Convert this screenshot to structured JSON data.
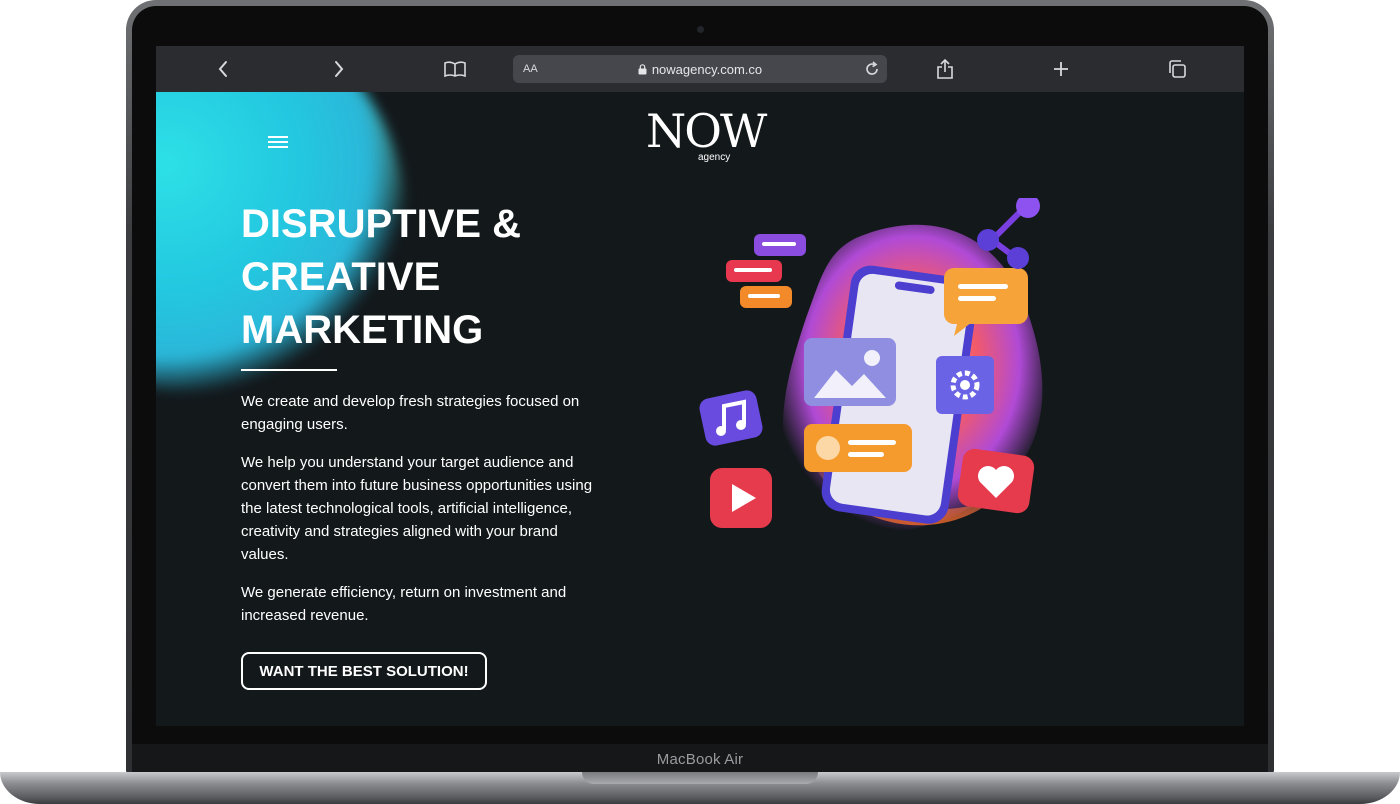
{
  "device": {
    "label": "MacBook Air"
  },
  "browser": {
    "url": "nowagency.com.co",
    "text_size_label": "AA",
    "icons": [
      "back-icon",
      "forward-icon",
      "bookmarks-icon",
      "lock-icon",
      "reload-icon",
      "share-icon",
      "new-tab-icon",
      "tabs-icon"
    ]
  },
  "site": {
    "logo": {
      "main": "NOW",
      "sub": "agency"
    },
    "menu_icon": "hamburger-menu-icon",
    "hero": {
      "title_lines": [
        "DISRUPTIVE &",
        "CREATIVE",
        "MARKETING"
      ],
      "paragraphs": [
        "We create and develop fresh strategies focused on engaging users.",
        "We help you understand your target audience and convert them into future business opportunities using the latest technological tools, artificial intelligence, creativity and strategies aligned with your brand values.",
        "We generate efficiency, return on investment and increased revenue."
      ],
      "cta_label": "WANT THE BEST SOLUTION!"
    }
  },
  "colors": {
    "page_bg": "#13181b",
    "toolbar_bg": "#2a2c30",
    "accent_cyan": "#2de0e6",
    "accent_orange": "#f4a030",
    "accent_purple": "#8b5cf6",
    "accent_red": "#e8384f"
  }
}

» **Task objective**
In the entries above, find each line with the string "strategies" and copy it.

» **Completed task**
        "We create and develop fresh strategies focused on engaging users.",
        "We help you understand your target audience and convert them into future business opportunities using the latest technological tools, artificial intelligence, creativity and strategies aligned with your brand values.",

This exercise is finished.